Downtown performance space tops agenda for Thursday's City Council meeting

Thursday night's meeting of the Lee's Summit City Council is shaping up to be the site of some interesting discussions. Topping the agenda is the Downtown Cultural Arts Campus. The Lee's Summit City Council will discuss acquiring property on Green Street for the construction of a campus that would satisfy the April 2013 bond issue that voters overwhelmingly passed for a downtown performance space. Since that vote, Downtown Lee's Summit Main Street, and subsequently the Community Improvement District Board, have expressed a willingness to be involved in such a process. A farmers market pavilion was discussed on the recent Downtown Lee's Summit Master Plan Task Force as well. A vote to the affirmative would direct City Manager Steve Arbo to look into purchasing this land.

Other agenda items include:

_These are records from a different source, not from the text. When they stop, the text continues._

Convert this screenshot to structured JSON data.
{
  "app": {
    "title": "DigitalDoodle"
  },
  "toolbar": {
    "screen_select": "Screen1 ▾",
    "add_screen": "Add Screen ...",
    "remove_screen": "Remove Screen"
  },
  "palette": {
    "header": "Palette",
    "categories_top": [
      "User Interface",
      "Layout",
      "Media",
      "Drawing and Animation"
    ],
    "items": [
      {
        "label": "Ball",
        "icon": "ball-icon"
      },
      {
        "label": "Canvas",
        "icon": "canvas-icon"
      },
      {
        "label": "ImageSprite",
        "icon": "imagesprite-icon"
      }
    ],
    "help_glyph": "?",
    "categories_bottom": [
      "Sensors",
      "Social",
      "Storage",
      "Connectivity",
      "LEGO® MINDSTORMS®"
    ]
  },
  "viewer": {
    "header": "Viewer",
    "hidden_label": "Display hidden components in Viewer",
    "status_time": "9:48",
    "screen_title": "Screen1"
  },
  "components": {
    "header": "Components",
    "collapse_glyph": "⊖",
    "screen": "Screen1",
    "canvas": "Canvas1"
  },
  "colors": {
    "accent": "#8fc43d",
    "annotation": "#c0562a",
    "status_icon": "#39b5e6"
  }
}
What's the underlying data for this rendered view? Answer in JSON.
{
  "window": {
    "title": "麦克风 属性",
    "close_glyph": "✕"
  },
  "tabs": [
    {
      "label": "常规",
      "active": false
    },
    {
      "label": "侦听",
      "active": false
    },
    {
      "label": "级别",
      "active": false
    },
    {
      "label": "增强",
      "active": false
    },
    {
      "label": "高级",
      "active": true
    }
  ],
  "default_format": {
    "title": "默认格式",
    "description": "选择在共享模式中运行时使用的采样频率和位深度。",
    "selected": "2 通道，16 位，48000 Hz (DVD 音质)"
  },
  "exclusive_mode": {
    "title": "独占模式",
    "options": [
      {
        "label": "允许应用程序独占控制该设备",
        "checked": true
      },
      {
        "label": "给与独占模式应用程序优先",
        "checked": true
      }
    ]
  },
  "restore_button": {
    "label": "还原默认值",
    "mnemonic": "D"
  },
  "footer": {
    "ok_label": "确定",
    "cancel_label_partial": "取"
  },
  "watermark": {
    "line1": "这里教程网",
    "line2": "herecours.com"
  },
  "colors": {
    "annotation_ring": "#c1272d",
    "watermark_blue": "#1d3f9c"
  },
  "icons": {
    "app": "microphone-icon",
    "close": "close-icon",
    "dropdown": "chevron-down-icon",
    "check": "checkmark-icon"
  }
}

  •  I-470 and View High Drive Tax Increment Financing Plan — The $200-plus Paragon Star project will be in front of City Council asking for $19 million in TIF revenue as it looks to lock up its funding mechanisms as the soccer complex-entertainment-mixed use-office project continues to take shape in Lee's Summit. Paragon Star will show blight in the area and a benefit to taxing districts during its presentation. On Feb. 17, the TIF Commission unanimously approved this request to move on to full council.
  • Assign Exergonix Development Agreement to Westcott Investment Group — An out-of-town developer will present to Lee's Summit City Council to take control of the project first proposed by Exergonix south of U.S. 50 and east of Missouri 291. Reassigning the agreement would put Westcott on paper as the developer of the property, possibly staving off the deal that would have put the property back in City control if the former project ideas (namely green jobs) didn't come to fruition by September of 2016.
  • Video recordings — Some council members have asked that the 2016 City Charter Review Commission meetings be recorded and televised. Citizen-volunteer commissions have not be televised in the past, so this could open the door for a big swing in policy.